Operational leverage is an accounting concept that seeks to increase profitability by modifying the balance between variable and fixed costs. It can be defined as the impact they have on the overall costs of the company. It refers to the relationship that exists between sales and their profits before interest and taxes. It also defines the ability of companies to use fixed operating costs to maximize the effects of changes in sales on profits, also before interest and taxes. Changes in fixed costsoperating leverage affects operating leverage, since this constitutes an amplifier of both losses and gains. Thus, the greater the degree of operating leverage, the greater the risk, since a larger marginal contribution is required to cover fixed costs.
The profits of investing in technology
Operational leverage is a common type of leverage in companies with high fixed costs and low variable costs, common when manufacturing systems based on automated production processes are established. Technifying production processes involves investing in fixed costs (technology) in order to improve quality and increase production. An increase in operating profits is sought when companies increase their sales as a result of a successful technological investment. Thus, when the objectives are achieved, total costs decreaseand prices are lowered to gain competitiveness. This is how, within the process known as operating leverage, based on an investment policy in fixed assets or technology, results are maximized, sales are increased and, finally, greater profitability is achieved. The Degree of Operating Leverage (GAO) measures the result of this shift from variable costs (labor) to fixed costs (depreciation), resulting in a change in the level of operating profits that normally generates profitability.
High operating leverage
To achieve success with operational leverage, it is necessary to achieve greater profitability using the tools available in everyday business activities, without resorting to external tools, as is the case with financial leverage. Operating leverage may have different degrees. When it is said that a company has a high operating leverage , the greater its risk, and at the same time we are affirming that a change in its sales will not have an excessive impact on its profits, raising them.

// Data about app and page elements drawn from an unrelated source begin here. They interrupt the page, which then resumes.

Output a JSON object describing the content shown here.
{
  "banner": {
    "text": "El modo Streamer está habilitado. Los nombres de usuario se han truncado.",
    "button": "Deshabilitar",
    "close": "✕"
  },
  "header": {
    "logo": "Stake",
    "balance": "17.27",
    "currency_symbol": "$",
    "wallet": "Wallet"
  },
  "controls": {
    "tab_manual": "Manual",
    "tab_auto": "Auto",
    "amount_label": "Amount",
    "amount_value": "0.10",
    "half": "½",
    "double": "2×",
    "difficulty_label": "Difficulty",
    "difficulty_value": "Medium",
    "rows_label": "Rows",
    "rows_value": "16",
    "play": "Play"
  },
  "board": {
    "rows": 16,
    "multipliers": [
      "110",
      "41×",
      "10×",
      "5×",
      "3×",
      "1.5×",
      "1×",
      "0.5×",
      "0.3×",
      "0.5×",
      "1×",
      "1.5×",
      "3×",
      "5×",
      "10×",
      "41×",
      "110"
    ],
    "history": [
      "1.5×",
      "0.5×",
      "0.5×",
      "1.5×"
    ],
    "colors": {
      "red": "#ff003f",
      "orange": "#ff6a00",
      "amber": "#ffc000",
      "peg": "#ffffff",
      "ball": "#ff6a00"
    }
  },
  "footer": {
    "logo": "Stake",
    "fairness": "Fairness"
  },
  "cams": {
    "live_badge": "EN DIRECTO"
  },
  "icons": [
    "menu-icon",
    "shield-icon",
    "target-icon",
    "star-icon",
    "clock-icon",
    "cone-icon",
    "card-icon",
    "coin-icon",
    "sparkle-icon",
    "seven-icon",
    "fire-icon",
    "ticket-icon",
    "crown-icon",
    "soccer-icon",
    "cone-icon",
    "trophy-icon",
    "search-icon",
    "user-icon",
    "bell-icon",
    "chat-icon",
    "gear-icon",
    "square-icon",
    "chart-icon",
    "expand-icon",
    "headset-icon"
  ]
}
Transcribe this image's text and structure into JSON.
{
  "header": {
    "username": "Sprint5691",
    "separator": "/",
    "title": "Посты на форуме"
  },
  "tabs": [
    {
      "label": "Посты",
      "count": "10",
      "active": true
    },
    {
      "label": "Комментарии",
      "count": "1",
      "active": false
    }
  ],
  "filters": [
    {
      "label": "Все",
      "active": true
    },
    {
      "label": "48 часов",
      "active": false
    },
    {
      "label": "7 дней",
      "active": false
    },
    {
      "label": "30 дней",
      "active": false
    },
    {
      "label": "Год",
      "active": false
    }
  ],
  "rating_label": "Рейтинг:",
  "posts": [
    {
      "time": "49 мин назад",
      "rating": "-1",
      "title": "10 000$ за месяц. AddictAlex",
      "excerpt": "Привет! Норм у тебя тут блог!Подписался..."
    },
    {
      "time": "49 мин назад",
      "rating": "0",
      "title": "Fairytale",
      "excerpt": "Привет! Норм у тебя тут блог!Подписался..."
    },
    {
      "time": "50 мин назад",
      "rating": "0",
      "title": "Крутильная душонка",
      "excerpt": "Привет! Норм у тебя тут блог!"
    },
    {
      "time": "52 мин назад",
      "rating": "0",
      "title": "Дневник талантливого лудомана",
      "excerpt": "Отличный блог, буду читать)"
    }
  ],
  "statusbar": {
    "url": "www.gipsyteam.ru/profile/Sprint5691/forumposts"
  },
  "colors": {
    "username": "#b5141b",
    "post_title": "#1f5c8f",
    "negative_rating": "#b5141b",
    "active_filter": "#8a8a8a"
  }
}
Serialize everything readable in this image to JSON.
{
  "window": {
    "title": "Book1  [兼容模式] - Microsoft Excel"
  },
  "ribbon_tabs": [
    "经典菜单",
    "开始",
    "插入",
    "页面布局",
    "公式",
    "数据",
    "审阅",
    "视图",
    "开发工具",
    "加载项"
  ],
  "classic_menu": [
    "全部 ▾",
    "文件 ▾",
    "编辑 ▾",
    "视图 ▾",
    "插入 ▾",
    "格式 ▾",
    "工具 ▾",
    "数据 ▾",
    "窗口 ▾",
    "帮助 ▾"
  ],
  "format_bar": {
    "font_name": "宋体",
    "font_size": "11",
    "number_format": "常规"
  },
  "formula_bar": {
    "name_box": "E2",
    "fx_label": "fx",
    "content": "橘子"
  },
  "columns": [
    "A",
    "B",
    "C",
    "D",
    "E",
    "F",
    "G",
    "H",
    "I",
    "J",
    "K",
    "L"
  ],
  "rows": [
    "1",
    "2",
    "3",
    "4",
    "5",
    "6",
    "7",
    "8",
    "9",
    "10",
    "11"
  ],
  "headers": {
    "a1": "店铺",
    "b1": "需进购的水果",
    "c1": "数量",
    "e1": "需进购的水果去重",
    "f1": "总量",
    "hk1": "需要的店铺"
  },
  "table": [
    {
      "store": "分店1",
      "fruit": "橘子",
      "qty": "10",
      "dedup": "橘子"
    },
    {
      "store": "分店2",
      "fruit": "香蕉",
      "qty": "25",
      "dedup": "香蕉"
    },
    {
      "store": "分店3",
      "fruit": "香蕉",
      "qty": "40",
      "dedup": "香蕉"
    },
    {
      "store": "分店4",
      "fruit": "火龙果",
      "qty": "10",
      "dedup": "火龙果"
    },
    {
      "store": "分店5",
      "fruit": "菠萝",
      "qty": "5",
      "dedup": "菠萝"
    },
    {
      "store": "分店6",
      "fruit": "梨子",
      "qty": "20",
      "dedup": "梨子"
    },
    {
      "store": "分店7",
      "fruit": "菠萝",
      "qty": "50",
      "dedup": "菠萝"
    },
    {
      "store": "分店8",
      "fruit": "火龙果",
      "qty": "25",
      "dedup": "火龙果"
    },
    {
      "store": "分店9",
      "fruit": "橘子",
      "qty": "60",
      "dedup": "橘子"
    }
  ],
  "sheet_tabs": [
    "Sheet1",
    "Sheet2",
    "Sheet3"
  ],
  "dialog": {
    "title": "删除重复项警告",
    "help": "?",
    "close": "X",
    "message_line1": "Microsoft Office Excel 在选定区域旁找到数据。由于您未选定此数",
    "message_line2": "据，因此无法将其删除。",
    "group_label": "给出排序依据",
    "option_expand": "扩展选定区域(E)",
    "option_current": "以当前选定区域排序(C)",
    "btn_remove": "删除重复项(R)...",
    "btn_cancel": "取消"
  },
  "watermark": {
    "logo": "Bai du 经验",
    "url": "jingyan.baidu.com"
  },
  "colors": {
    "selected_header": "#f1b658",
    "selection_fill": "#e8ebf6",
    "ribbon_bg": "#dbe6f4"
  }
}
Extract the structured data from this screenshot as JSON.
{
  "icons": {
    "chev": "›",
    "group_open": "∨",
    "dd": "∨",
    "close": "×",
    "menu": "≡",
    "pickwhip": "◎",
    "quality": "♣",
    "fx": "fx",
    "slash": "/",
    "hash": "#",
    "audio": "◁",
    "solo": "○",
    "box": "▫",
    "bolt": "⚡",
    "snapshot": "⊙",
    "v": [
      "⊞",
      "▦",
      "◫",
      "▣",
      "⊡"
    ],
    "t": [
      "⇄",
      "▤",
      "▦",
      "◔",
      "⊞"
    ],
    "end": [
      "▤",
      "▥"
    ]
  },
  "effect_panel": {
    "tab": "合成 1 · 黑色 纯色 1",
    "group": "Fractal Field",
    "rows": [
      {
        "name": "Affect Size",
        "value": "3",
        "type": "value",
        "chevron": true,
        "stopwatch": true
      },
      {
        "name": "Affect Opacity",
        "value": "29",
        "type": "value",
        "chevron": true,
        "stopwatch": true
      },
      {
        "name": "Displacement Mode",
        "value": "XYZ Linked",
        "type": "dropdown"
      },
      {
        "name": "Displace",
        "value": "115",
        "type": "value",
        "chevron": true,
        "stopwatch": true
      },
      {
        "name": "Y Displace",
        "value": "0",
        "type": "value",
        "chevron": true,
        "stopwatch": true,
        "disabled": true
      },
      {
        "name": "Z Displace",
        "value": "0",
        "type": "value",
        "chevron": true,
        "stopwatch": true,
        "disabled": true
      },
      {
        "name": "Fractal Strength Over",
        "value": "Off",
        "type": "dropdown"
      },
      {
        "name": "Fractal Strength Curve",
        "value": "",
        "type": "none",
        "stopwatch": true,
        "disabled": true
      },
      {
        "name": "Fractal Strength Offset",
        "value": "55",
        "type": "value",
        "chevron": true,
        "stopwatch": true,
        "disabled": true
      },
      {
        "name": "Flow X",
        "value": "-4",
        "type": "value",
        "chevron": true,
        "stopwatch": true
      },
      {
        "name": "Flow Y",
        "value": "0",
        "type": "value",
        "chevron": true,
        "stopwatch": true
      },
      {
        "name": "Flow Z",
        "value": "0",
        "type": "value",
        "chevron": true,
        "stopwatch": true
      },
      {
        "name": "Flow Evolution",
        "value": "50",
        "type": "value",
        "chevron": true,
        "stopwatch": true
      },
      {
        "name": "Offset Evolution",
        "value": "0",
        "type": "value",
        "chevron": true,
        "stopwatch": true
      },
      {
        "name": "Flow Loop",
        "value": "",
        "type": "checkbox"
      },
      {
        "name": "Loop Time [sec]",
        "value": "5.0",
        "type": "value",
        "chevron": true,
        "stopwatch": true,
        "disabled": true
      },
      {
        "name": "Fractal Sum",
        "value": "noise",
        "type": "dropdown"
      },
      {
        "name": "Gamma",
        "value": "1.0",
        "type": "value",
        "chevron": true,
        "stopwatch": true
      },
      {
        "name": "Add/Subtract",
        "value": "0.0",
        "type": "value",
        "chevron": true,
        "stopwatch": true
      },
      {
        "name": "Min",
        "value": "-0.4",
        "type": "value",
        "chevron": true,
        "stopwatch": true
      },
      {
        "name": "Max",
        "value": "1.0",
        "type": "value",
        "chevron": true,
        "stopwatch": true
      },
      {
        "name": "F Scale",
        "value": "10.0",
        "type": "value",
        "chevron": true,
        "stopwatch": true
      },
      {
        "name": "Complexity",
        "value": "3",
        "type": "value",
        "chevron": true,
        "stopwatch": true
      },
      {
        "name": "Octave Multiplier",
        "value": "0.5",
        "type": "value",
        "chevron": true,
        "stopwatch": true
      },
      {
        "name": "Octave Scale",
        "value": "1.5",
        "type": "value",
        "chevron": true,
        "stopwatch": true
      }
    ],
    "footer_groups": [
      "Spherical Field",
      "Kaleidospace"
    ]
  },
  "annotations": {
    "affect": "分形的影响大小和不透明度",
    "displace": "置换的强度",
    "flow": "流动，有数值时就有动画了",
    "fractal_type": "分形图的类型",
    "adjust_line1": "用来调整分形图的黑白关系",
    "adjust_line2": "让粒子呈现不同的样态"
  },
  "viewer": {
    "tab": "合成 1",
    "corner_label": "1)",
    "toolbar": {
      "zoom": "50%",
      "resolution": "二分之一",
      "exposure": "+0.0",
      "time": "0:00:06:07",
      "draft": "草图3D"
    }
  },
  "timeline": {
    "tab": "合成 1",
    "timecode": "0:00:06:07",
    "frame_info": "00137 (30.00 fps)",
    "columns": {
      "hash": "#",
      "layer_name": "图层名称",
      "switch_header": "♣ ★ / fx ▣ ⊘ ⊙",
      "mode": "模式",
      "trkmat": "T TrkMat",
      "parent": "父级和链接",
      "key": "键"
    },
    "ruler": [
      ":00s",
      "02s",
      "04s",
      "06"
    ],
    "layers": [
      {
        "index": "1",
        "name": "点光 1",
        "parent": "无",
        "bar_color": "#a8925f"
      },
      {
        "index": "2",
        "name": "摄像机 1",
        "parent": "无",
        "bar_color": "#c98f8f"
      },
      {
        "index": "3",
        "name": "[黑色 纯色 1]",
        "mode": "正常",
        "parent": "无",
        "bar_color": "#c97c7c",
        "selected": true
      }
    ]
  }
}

Leverage is the result of management decisions taken by companies to assume fixed costs to obtain the use of certain material resources (use of capital goods through operational leverage) or financial resources, which involve resorting to sources of external financing. The benefits, therefore, can be affected by both operating leverage and financial leverage , in which case Leverage outside the main business is used to multiply profitability. In this case, it is done through indebtedness in order to finance an operation, although there is a risk of insolvency, as losses can also increase exponentially. Not surprisingly, when leverage levels increase, so do the risks.